I spotted a conversation between Dave and Dafydd over on the SchoolHistory.co.uk forum, about question types in quizzes. These guys are two of Yacapaca’s most prolific authors, so if they don’t know, we have clearly not got the message across. So for reference, here’s the complete list. Bookmark it now for future reference!

 

The Yacapaca assessment question types

Choose-1

AKA “select your answer”. The original multiple choice question. Two to six options.

Checkbox

Two to six checkboxes, none, some or all of which need to Continue reading

An effective assigning pattern with Teams

Team working is baked into Yacapaca, and on by default. Yacapaca uses existing student data to produce teams, of whatever size you decide, that are as balanced as possible. This means that even the weakest student has the potential to find him/herself on the winning team.

teams

Here is a pattern that leverages the power of teams.

  1. Assign your quiz as a pre-test, with just Continue reading

Do they really get it, or are they just giving me the correct answer?

This article by Dr Niki Kaiser was originally posted on the Kaye Chem Notebook.
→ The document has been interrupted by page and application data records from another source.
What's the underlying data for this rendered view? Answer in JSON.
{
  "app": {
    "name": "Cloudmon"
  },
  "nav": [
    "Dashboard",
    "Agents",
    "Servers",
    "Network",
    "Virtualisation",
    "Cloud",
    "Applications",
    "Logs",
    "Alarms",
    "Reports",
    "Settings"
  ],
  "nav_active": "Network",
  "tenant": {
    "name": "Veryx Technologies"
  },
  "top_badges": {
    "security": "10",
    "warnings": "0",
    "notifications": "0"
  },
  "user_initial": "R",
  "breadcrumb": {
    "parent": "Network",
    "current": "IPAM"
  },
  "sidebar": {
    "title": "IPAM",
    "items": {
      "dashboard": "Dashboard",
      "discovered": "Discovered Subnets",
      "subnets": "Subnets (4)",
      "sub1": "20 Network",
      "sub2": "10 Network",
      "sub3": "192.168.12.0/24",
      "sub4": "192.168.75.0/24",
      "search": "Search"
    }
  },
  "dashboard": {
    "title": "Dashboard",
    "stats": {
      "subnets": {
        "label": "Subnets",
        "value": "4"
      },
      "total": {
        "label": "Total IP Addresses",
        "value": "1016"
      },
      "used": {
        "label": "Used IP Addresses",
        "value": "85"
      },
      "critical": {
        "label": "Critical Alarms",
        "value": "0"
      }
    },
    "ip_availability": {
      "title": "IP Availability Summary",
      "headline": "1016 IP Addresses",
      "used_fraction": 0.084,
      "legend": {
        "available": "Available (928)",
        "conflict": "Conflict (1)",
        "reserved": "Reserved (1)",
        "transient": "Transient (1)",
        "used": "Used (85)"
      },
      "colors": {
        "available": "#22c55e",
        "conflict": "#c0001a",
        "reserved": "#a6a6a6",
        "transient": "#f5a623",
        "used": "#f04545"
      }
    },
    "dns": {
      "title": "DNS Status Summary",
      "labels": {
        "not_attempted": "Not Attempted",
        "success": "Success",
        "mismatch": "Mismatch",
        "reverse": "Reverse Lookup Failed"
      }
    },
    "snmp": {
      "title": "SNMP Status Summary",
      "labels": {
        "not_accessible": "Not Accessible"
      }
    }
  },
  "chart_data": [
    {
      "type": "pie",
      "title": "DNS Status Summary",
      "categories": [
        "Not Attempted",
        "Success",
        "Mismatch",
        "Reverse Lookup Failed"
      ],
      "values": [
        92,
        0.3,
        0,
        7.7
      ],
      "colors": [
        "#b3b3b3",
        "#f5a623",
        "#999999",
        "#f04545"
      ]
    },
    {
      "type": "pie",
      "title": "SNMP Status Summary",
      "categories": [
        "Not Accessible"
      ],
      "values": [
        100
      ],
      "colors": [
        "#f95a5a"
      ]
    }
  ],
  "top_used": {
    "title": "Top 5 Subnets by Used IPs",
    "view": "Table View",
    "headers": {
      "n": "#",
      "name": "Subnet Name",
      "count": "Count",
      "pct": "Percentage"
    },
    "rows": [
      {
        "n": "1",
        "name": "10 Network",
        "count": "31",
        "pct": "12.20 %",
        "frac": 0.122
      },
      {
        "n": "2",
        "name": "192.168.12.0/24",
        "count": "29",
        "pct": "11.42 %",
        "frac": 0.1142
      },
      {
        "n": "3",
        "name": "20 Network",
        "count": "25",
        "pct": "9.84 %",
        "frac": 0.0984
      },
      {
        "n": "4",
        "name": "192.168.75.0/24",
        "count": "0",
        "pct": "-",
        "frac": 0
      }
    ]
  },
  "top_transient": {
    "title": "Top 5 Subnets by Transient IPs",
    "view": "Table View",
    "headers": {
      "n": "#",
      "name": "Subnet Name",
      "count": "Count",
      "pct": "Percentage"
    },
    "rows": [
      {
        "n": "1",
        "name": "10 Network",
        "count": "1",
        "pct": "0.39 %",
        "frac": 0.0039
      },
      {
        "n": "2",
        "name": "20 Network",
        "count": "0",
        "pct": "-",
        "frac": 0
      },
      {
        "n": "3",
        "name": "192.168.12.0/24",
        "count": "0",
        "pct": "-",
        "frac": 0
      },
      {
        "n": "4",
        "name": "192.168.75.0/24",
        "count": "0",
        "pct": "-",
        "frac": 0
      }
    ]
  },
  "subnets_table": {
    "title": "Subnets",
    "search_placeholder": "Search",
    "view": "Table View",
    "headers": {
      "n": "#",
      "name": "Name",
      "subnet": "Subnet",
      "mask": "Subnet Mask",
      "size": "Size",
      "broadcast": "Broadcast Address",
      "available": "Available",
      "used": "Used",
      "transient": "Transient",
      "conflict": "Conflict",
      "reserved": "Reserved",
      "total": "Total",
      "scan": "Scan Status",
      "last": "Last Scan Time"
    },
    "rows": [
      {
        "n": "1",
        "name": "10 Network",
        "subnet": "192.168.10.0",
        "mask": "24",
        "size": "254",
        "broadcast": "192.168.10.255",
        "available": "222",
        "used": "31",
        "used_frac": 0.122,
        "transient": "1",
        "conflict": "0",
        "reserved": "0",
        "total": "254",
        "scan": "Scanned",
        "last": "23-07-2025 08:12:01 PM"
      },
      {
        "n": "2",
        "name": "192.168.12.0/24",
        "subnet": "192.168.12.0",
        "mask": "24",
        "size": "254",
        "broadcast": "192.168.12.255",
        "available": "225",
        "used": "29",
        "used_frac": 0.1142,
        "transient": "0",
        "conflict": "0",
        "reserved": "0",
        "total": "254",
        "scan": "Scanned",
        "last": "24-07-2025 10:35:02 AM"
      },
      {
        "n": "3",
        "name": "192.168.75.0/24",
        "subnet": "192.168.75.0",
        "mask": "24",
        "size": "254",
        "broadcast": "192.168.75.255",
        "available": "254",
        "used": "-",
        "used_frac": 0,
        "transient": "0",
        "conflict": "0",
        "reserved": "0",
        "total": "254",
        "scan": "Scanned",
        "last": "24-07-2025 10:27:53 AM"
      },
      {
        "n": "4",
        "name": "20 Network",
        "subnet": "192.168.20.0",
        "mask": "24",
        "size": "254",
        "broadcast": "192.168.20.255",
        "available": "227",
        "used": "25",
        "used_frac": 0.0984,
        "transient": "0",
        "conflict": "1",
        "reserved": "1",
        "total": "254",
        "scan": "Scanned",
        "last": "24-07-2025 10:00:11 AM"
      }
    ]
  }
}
I wanted to share it with you in the context of ‘future-ready education’. It is no longer enough to teach knowledge, even if that is sufficient to pass an exam. To succeed in the future, our students need a deep and intuitive understanding of their subject. Few writers address this with either the clarity or the practical teaching background Niki does.

Ian

screen-shot-2018-01-19-at-00-20-24

One of the topics I most like to teach in chemistry is ionization energies: explaining their relative magnitudes, and outlining the consequent evidence for a shell structure in atoms. Students must draw on a range of fundamental ideas to master the new concepts that I introduce to them and, although they tend to struggle at first, they eventually “get it”, and the joy that they Continue reading

An A-level in Good Character? Yes, we can do that.

The Battle of Waterloo, it is said*, was won on the playing fields of Eton. Building character, not imparting knowledge, was traditionally seen as the primary task of the British public school and, subsequently, its state-funded inheritors. The quintessential attitude was sportsmanship. Not winning or losing, but playing the game right.

cricket

As time went on knowledge and skills came to be valued equally, as they should be, but somehow that pendulum just kept on swinging and now Continue reading

Four ways to use Gap Analysis

MindTheGap

The core of the Yacapaca mission is to take as much of the drudge work out of teaching as possible, to leave you free to actually teach. After you have run a quiz, Yacapaca presents you with automated gap analysis*. Here is how to use it.

From the Assignments tab, click on the Continue reading